_Assignment_: Across the entries below, how many lines contain the word "muito"? Give the number alone.

_Items from a dataset_:
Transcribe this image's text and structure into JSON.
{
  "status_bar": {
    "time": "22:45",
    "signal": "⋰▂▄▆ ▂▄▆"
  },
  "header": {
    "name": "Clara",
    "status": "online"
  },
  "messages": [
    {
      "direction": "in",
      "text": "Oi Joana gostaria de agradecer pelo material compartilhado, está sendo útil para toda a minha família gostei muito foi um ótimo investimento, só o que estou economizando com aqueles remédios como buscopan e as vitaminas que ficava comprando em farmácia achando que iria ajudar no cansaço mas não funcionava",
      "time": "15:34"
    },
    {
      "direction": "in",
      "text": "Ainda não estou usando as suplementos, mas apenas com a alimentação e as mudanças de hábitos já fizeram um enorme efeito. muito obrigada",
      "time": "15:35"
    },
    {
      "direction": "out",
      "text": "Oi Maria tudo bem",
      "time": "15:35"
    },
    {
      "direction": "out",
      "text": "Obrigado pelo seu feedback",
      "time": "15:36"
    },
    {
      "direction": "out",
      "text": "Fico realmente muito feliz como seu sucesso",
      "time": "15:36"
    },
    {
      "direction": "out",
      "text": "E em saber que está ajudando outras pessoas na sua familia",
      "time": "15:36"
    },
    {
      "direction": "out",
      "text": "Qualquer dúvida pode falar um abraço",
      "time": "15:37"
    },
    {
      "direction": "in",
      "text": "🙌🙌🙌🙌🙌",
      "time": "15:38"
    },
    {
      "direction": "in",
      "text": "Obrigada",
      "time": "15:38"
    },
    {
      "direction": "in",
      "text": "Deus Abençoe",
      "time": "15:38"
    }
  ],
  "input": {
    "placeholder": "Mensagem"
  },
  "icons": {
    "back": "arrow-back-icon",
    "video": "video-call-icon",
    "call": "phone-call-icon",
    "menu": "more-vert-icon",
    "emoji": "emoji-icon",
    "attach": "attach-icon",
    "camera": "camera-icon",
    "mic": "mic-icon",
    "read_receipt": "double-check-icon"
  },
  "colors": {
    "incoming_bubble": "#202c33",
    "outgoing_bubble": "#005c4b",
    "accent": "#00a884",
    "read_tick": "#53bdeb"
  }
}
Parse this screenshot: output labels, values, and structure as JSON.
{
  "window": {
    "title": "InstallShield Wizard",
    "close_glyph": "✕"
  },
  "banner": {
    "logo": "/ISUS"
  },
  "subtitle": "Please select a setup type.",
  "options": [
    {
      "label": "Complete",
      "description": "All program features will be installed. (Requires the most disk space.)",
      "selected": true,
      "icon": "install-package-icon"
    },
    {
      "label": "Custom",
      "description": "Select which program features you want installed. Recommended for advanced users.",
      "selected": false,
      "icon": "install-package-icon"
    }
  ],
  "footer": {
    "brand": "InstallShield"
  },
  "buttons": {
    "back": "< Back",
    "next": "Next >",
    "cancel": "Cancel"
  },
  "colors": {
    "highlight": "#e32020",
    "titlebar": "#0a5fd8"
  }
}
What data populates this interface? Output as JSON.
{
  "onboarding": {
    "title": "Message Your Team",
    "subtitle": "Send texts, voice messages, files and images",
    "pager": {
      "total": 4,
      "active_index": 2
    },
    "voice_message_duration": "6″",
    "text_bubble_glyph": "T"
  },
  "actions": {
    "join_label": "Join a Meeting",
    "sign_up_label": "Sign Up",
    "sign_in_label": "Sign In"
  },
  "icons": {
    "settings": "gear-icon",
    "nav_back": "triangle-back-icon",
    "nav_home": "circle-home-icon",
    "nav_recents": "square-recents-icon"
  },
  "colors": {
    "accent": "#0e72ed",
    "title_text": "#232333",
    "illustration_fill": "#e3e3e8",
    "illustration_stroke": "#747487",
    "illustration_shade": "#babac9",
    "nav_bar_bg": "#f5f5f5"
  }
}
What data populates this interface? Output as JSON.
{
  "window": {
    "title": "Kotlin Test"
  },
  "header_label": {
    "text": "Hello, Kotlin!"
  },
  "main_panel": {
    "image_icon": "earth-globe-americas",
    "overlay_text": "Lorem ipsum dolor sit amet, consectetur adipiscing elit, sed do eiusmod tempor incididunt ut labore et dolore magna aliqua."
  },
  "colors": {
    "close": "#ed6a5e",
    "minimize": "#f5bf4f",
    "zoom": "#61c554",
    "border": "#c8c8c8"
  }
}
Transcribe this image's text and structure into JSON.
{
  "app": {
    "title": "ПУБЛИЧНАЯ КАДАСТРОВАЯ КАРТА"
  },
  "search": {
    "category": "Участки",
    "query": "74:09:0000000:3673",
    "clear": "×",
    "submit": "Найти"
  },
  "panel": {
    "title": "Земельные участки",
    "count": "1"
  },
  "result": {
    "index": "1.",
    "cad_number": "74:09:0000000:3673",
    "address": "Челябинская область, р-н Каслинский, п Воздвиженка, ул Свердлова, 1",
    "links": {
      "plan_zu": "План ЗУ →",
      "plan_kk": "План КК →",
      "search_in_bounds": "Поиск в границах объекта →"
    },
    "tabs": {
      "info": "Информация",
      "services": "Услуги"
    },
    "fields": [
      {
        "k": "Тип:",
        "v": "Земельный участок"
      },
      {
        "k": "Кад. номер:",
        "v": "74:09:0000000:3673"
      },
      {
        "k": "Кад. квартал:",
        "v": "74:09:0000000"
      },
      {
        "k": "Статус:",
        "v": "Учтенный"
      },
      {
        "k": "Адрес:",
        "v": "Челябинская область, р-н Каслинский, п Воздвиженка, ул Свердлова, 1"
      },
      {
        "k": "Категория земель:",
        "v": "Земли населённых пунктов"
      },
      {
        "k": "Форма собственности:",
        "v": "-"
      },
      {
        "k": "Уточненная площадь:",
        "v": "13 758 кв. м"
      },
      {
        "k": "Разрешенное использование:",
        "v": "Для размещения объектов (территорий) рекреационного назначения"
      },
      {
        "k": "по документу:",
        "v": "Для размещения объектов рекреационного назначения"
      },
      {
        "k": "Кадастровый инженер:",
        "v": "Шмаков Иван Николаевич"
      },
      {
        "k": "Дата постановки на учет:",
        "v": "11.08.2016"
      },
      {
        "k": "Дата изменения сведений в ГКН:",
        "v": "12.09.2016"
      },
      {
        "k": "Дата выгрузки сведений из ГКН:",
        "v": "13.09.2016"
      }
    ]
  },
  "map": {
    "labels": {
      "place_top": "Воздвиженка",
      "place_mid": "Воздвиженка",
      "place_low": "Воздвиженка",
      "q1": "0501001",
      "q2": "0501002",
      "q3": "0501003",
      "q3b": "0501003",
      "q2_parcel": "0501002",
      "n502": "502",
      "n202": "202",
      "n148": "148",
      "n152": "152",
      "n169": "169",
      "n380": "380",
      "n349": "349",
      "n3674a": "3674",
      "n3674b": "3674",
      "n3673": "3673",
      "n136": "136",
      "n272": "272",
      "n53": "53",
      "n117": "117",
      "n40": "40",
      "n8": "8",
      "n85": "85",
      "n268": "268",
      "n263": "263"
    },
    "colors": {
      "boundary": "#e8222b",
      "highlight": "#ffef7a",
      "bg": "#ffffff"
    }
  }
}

_Task answer_: 3